(Website and app data records)
____
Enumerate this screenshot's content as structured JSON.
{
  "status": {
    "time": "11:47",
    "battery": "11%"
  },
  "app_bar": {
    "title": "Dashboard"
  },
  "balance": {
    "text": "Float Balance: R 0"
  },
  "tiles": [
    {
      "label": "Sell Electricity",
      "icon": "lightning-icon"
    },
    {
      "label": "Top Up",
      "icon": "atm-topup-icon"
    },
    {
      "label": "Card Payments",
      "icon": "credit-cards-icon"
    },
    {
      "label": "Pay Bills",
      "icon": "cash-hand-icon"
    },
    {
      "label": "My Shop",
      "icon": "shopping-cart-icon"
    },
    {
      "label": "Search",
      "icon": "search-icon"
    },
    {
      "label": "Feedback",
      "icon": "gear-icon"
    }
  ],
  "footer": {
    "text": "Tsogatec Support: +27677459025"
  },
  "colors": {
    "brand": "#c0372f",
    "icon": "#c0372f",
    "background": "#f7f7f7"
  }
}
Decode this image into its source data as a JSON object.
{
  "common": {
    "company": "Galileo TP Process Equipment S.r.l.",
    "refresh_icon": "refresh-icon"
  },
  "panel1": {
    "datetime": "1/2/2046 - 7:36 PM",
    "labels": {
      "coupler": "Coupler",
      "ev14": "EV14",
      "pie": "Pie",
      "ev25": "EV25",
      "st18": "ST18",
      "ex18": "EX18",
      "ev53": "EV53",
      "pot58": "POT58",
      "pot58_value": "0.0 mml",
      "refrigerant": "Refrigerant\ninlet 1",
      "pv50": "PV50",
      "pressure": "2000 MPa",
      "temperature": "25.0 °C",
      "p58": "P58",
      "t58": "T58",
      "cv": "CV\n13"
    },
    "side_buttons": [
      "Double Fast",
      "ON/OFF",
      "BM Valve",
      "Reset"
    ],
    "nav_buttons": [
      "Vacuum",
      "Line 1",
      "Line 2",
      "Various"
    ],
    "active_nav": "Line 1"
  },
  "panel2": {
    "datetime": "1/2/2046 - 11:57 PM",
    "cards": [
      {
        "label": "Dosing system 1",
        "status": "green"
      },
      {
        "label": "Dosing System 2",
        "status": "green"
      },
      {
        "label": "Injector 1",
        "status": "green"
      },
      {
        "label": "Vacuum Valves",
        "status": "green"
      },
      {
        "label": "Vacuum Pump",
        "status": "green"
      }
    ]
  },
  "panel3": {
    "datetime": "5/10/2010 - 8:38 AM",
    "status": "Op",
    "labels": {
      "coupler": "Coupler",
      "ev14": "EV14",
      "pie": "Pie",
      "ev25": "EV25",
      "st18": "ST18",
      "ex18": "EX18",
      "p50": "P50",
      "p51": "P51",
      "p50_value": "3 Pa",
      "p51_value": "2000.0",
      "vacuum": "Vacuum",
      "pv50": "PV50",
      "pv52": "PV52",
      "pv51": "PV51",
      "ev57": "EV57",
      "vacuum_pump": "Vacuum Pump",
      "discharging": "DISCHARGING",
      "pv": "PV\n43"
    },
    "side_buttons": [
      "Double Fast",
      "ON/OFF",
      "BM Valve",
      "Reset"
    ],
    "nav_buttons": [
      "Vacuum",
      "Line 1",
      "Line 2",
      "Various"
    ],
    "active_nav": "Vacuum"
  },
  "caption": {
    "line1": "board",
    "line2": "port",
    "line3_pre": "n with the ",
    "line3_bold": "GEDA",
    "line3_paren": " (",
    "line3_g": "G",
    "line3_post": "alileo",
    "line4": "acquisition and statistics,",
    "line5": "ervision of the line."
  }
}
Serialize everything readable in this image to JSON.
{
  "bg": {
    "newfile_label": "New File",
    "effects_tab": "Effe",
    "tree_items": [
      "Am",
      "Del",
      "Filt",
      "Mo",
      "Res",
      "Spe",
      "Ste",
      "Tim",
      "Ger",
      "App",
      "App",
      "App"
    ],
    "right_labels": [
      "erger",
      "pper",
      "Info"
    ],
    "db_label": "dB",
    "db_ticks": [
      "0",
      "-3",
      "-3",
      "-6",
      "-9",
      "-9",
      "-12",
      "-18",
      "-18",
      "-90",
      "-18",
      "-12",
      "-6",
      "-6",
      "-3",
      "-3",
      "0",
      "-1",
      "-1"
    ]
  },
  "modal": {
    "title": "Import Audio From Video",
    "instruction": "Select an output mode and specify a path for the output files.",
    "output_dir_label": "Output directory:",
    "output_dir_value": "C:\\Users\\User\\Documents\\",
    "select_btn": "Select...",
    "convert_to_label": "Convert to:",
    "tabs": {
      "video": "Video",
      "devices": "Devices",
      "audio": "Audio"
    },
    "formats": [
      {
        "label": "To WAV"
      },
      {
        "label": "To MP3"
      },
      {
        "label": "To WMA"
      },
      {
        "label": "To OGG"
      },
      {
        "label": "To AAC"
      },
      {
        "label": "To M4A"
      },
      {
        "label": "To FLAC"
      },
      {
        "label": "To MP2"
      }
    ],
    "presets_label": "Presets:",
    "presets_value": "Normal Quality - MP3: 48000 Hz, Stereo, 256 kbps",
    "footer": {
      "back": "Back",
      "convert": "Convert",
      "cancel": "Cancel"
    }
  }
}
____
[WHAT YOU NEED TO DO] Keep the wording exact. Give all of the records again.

[SOLVED PROBLEM]
Enumerate this screenshot's content as structured JSON.
{
  "status": {
    "time": "11:47",
    "battery": "11%"
  },
  "app_bar": {
    "title": "Dashboard"
  },
  "balance": {
    "text": "Float Balance: R 0"
  },
  "tiles": [
    {
      "label": "Sell Electricity",
      "icon": "lightning-icon"
    },
    {
      "label": "Top Up",
      "icon": "atm-topup-icon"
    },
    {
      "label": "Card Payments",
      "icon": "credit-cards-icon"
    },
    {
      "label": "Pay Bills",
      "icon": "cash-hand-icon"
    },
    {
      "label": "My Shop",
      "icon": "shopping-cart-icon"
    },
    {
      "label": "Search",
      "icon": "search-icon"
    },
    {
      "label": "Feedback",
      "icon": "gear-icon"
    }
  ],
  "footer": {
    "text": "Tsogatec Support: +27677459025"
  },
  "colors": {
    "brand": "#c0372f",
    "icon": "#c0372f",
    "background": "#f7f7f7"
  }
}
Decode this image into its source data as a JSON object.
{
  "common": {
    "company": "Galileo TP Process Equipment S.r.l.",
    "refresh_icon": "refresh-icon"
  },
  "panel1": {
    "datetime": "1/2/2046 - 7:36 PM",
    "labels": {
      "coupler": "Coupler",
      "ev14": "EV14",
      "pie": "Pie",
      "ev25": "EV25",
      "st18": "ST18",
      "ex18": "EX18",
      "ev53": "EV53",
      "pot58": "POT58",
      "pot58_value": "0.0 mml",
      "refrigerant": "Refrigerant\ninlet 1",
      "pv50": "PV50",
      "pressure": "2000 MPa",
      "temperature": "25.0 °C",
      "p58": "P58",
      "t58": "T58",
      "cv": "CV\n13"
    },
    "side_buttons": [
      "Double Fast",
      "ON/OFF",
      "BM Valve",
      "Reset"
    ],
    "nav_buttons": [
      "Vacuum",
      "Line 1",
      "Line 2",
      "Various"
    ],
    "active_nav": "Line 1"
  },
  "panel2": {
    "datetime": "1/2/2046 - 11:57 PM",
    "cards": [
      {
        "label": "Dosing system 1",
        "status": "green"
      },
      {
        "label": "Dosing System 2",
        "status": "green"
      },
      {
        "label": "Injector 1",
        "status": "green"
      },
      {
        "label": "Vacuum Valves",
        "status": "green"
      },
      {
        "label": "Vacuum Pump",
        "status": "green"
      }
    ]
  },
  "panel3": {
    "datetime": "5/10/2010 - 8:38 AM",
    "status": "Op",
    "labels": {
      "coupler": "Coupler",
      "ev14": "EV14",
      "pie": "Pie",
      "ev25": "EV25",
      "st18": "ST18",
      "ex18": "EX18",
      "p50": "P50",
      "p51": "P51",
      "p50_value": "3 Pa",
      "p51_value": "2000.0",
      "vacuum": "Vacuum",
      "pv50": "PV50",
      "pv52": "PV52",
      "pv51": "PV51",
      "ev57": "EV57",
      "vacuum_pump": "Vacuum Pump",
      "discharging": "DISCHARGING",
      "pv": "PV\n43"
    },
    "side_buttons": [
      "Double Fast",
      "ON/OFF",
      "BM Valve",
      "Reset"
    ],
    "nav_buttons": [
      "Vacuum",
      "Line 1",
      "Line 2",
      "Various"
    ],
    "active_nav": "Vacuum"
  },
  "caption": {
    "line1": "board",
    "line2": "port",
    "line3_pre": "n with the ",
    "line3_bold": "GEDA",
    "line3_paren": " (",
    "line3_g": "G",
    "line3_post": "alileo",
    "line4": "acquisition and statistics,",
    "line5": "ervision of the line."
  }
}
Serialize everything readable in this image to JSON.
{
  "bg": {
    "newfile_label": "New File",
    "effects_tab": "Effe",
    "tree_items": [
      "Am",
      "Del",
      "Filt",
      "Mo",
      "Res",
      "Spe",
      "Ste",
      "Tim",
      "Ger",
      "App",
      "App",
      "App"
    ],
    "right_labels": [
      "erger",
      "pper",
      "Info"
    ],
    "db_label": "dB",
    "db_ticks": [
      "0",
      "-3",
      "-3",
      "-6",
      "-9",
      "-9",
      "-12",
      "-18",
      "-18",
      "-90",
      "-18",
      "-12",
      "-6",
      "-6",
      "-3",
      "-3",
      "0",
      "-1",
      "-1"
    ]
  },
  "modal": {
    "title": "Import Audio From Video",
    "instruction": "Select an output mode and specify a path for the output files.",
    "output_dir_label": "Output directory:",
    "output_dir_value": "C:\\Users\\User\\Documents\\",
    "select_btn": "Select...",
    "convert_to_label": "Convert to:",
    "tabs": {
      "video": "Video",
      "devices": "Devices",
      "audio": "Audio"
    },
    "formats": [
      {
        "label": "To WAV"
      },
      {
        "label": "To MP3"
      },
      {
        "label": "To WMA"
      },
      {
        "label": "To OGG"
      },
      {
        "label": "To AAC"
      },
      {
        "label": "To M4A"
      },
      {
        "label": "To FLAC"
      },
      {
        "label": "To MP2"
      }
    ],
    "presets_label": "Presets:",
    "presets_value": "Normal Quality - MP3: 48000 Hz, Stereo, 256 kbps",
    "footer": {
      "back": "Back",
      "convert": "Convert",
      "cancel": "Cancel"
    }
  }
}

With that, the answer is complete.